There is a strong integrated dependence of the hips and their impact upon shoulder function. In many cases of shoulder injury I have evaluated, the shoulder was the victim of tightness in the pelvic complex. The principles of movement have shown us the shoulder joint is dependent upon scapular motion which is influenced by thoracic motion. The thoracic spine is highly dependent upon hip function; therefore, shoulder function is also affected by hip movement. There are a few cues I always tell my clients. First, from the great trochanter of the hip to the top of the head, stand tall. This will improve spinal alignment and allow the abdominal complex a better environment to function. Second, imagine there is a flashlight in the navel. I call it the Beacon of Life. Keep in mind, if rotation is required in the movement pattern, shine the Beacon of Life toward that rotation. Where the pelvis goes, the low back will follow. Third, whenever the movement require an arm reach, reach with the scapula; because where the scapula goes, the humerus will follow.

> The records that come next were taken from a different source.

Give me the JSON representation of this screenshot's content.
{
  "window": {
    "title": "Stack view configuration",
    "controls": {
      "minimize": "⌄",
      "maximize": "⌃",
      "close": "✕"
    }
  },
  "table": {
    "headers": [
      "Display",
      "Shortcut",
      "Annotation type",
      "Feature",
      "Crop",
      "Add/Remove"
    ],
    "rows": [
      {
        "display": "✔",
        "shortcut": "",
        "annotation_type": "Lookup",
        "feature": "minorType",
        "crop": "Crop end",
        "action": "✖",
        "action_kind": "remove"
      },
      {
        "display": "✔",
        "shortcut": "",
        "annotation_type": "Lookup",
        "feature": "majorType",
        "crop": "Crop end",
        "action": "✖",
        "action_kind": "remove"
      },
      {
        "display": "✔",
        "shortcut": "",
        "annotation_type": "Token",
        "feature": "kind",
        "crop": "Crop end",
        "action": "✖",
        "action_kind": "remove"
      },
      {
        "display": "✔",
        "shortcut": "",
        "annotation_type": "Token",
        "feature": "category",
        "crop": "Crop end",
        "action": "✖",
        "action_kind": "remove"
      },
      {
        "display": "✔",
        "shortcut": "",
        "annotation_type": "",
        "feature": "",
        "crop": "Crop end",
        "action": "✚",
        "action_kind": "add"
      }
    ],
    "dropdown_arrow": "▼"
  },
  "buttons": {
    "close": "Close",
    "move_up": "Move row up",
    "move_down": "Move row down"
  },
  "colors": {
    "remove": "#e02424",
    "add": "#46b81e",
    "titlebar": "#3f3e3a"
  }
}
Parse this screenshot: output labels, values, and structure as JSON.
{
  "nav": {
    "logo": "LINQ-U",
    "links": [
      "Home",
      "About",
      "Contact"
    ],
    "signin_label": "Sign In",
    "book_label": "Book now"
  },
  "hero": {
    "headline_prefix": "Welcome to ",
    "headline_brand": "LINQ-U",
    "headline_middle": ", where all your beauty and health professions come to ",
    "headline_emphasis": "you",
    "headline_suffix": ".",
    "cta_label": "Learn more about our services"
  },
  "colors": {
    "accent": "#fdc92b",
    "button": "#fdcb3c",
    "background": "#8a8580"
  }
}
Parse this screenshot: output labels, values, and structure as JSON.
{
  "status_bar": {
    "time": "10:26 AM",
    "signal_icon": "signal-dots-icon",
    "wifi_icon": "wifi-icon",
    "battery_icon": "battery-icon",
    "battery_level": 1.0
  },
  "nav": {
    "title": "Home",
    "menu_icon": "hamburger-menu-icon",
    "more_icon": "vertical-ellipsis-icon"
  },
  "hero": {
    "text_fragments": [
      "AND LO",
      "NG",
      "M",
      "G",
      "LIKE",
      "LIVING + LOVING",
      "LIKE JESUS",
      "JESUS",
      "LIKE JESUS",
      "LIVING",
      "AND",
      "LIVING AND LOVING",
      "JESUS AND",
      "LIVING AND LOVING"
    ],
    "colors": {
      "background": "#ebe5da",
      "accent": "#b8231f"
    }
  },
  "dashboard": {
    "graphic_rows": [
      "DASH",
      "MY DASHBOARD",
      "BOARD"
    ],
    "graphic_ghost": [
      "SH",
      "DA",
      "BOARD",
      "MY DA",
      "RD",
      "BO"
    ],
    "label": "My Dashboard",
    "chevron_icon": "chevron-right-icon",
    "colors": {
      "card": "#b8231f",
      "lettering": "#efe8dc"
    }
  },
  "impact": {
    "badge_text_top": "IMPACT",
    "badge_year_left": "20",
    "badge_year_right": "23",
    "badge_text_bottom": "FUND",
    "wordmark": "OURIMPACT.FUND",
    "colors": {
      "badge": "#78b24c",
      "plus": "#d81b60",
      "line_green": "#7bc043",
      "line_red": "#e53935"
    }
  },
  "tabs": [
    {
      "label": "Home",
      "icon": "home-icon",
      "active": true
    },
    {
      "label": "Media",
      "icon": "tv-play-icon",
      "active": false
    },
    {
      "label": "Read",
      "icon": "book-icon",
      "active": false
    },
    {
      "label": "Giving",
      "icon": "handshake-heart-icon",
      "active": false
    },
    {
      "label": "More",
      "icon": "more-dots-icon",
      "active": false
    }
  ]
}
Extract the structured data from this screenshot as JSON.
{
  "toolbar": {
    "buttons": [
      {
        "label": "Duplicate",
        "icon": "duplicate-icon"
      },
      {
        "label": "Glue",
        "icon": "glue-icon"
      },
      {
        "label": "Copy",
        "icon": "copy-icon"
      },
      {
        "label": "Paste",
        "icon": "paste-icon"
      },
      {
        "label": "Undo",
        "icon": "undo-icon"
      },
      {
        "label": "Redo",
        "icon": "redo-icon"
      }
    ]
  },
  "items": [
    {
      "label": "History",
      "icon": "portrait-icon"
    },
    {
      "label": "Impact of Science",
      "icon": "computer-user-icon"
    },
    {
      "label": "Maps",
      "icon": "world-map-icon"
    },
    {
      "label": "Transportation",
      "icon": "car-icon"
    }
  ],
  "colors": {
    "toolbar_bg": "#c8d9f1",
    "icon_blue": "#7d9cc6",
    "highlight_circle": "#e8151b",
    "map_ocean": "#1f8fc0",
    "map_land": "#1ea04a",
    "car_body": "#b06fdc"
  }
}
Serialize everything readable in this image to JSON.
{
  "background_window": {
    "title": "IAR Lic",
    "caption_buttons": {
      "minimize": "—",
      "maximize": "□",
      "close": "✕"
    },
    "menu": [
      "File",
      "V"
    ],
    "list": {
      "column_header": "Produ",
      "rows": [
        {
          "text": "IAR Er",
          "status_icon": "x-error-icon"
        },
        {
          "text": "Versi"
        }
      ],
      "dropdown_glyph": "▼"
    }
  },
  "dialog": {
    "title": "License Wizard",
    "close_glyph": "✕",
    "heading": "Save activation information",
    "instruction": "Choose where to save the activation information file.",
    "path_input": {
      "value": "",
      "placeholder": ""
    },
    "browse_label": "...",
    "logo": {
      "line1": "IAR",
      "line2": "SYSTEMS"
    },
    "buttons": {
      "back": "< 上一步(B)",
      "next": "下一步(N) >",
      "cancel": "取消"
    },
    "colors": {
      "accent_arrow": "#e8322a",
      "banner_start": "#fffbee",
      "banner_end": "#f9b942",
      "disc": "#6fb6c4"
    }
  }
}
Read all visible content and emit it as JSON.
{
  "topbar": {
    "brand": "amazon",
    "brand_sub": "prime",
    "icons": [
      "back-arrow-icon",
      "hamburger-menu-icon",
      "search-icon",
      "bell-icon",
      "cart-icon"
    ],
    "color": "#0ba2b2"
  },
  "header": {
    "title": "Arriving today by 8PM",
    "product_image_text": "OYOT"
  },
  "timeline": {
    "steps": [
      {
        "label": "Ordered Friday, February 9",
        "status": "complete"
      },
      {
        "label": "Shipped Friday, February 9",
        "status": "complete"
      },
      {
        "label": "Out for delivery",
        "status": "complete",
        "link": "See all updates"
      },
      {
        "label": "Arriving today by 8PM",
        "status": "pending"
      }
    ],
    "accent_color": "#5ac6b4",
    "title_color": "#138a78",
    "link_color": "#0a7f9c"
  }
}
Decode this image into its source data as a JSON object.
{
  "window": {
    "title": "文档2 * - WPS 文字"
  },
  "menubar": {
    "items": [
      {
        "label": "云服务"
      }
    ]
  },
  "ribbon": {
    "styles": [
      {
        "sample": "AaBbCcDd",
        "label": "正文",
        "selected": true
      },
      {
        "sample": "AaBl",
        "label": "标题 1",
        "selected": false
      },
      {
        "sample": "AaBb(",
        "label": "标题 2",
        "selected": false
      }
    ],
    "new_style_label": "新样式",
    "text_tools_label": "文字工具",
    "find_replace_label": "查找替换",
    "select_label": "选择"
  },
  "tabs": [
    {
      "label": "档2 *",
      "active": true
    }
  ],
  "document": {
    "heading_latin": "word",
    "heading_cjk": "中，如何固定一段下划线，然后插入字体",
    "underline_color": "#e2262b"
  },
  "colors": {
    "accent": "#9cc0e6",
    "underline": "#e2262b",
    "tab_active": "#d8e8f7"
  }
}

In the sagittal plane, when the same side hip extends, it will improve shoulder flexion by causing the scapula to depress and slightly retract or adduct. When this happens, the glenoid glides upward to allow the great trochanter on the humerus to have ample clearance to move under the acromion process and reduce the risk of impingement. On the opposite end of the movement spectrum, when the same side hip flexes, that causes the scapula to elevate and slightly protract or abduct and enhances shoulder extension.
In the frontal plane, the same side hip that adducts enhances shoulder abduction on the same side. Likewise, the opposite hip that abducts also improves opposite shoulder abduction. The motion of the hips, cause the thoracic spine to flex laterally, and the scapula reacts with movement in the frontal plane.
In the transverse plane, the opposite hip that has good range of motion into internal or external rotation, will enhance opposite shoulder girdle internal or external rotation. To also look at it another way, the same side hip that has good internal rotation, improves same side shoulder external rotation.
The first video clip of a two-part blog, Tri-Plane Integrated Shoulder Mobility, demonstrates integrated shoulder mobility. Do not think stability and mobility are opposite ends of the movement spectrum. In actuality, they depend upon one another. Under normal, healthy conditions, if there is good mobility, the tissue will load eccentrically and allow an optimal unload concentrically. This will improve functional actions in three planes of motion through the three phases of movement; deceleration (eccentric loading), stabilization (isometric), and acceleration (concentric unloading).
The Tri-Plane Integrated Shoulder Mobility can be modified based upon the limitations, compensations, and idiosyncrasies of the client. Feel free to advise your clients to slow the movements, limit the range of motion and then gradually increase the range, or limit the plane of motion based upon where the client may be limited in movement.
The second part of this blog will discuss tri-plane shoulder stability and will include a video clip called Triangulated Shoulder Press.
Please let us know how this works for your clients. Good luck and to your good health!